republished below in full unedited for informational, educational, and research purposes:
Sharia law is being packaged and marketed to public school children. Parents send their children to school, trusting that they are in good hands. Instead, the children in New Albany-Floyd County schools in Indiana are being indoctrinated to view Islamic jurisprudence as positive — even in its oppression of women.
“Worksheet on ‘Sharia law’ irks school parents”, by Kirsten Clark, Courier-Journal, January 18, 2017:
Parents in Southern Indiana are upset by a middle school worksheet’s portrayal of “Sharia law,” which they say casts the Islamic code in a positive light while ignoring human rights violations and the oppression of women.
“The way that the worksheet is left would be like describing how effective Hitler was at nationalizing Germany and creating patriotism but leaving out that he slaughtered 6 million Jews,” said Dean Hohl, one of several parents who spoke out against the assignment at a recent New Albany-Floyd County school board meeting.
He added: “I’m just not OK with my daughter – or any child that age – leaving class with the understanding that anything about Sharia law is OK.”

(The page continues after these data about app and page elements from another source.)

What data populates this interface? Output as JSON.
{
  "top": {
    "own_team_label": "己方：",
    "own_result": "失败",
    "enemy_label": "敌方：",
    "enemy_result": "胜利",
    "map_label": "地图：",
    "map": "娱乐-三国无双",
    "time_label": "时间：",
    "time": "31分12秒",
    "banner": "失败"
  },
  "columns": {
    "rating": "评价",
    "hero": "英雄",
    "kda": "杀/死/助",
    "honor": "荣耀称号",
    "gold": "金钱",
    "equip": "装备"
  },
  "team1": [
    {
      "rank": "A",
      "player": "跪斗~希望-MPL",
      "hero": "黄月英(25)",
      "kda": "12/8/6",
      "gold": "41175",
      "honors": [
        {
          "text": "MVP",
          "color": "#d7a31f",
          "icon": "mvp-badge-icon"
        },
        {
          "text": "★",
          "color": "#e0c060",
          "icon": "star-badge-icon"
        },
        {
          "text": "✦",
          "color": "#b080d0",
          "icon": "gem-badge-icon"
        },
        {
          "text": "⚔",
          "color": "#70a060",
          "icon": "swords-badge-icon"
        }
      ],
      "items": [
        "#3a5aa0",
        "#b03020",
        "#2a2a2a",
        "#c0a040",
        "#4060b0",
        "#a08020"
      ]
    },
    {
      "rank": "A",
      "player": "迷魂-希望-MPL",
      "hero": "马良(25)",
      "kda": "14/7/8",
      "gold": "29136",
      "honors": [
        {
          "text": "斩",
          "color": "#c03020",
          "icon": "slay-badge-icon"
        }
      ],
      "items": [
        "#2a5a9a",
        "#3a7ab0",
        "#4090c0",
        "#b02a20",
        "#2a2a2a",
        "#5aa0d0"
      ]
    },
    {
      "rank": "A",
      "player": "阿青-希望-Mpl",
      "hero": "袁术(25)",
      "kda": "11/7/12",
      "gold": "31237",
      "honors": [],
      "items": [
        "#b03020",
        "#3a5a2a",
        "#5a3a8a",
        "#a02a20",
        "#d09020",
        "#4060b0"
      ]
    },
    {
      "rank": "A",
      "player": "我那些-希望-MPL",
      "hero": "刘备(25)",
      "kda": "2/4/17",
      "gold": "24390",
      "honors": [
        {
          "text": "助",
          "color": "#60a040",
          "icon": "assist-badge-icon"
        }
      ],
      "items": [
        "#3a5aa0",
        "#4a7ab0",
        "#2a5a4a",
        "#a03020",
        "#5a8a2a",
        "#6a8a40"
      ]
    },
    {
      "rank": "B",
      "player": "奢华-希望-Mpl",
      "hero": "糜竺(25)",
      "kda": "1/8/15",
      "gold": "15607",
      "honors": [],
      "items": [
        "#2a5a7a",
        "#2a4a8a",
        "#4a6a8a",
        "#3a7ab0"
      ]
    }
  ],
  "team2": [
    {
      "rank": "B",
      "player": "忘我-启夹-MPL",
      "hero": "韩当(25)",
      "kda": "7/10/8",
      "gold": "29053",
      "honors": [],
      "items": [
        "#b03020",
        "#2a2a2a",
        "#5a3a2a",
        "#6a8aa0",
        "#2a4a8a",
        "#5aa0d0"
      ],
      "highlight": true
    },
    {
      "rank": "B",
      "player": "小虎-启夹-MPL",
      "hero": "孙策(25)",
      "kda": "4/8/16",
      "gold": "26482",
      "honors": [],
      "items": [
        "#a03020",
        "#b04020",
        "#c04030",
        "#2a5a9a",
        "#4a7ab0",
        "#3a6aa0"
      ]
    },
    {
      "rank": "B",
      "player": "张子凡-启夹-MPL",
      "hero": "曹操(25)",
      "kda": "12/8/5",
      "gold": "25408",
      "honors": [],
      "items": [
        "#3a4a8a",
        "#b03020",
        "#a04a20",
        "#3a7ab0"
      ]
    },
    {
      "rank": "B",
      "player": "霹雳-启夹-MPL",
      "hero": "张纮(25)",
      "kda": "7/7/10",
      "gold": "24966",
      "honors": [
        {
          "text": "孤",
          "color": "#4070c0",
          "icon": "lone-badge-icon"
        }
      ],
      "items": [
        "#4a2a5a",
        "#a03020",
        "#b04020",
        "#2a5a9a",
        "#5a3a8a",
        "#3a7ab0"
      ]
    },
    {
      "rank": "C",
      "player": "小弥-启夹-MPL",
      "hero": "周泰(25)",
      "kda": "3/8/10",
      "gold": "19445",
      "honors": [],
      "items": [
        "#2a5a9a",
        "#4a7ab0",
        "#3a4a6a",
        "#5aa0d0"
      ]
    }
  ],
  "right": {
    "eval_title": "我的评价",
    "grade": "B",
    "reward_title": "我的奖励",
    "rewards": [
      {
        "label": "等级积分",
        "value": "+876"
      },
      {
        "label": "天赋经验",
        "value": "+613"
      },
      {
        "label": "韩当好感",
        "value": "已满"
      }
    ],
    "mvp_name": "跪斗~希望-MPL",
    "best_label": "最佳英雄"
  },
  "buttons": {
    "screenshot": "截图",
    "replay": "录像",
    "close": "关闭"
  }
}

The worksheet, assigned to seventh-graders at Highland Hills Middle School, presents a passage written by a fictional 20-year-old Saudi woman named Ahlima, who feels “very fortunate” to live under Sharia law in Saudi Arabia. She writes about how she will soon become a man’s second wife and explains her modest dress: “I understand that some foreigners see our dress as a way of keeping women from being equal, but … I find Western women’s clothing to be horribly immodest.”
“That document by itself, it’s almost propaganda,” said Jon Baker, whose daughter also received the worksheet. “If you read that, you would think everything’s wonderful in that world.”
Bill Briscoe, a spokesman for the district, said the curriculum is being reviewed in light of the complaints, per district policy.
The same worksheet, created by InspirEd Educators Inc., caused a controversy when it was used at a middle school in Smyrna, Ga., in 2011. Sharon Coletti, the creator of the worksheet and president of InspirEd Educators, said she received death threats and was accused of “indoctrinating” children at the time.
Coletti, who is a Christian and longtime educator, said in an interview with the Courier-Journal that she wasn’t trying to indoctrinate anyone. She said she was just trying to create a lesson that was more engaging than dry, expository text pulled from a textbook.
“If I can shape something so that kids have to decide for themselves, once I get them involved in the situation, they never forget it,” she said…..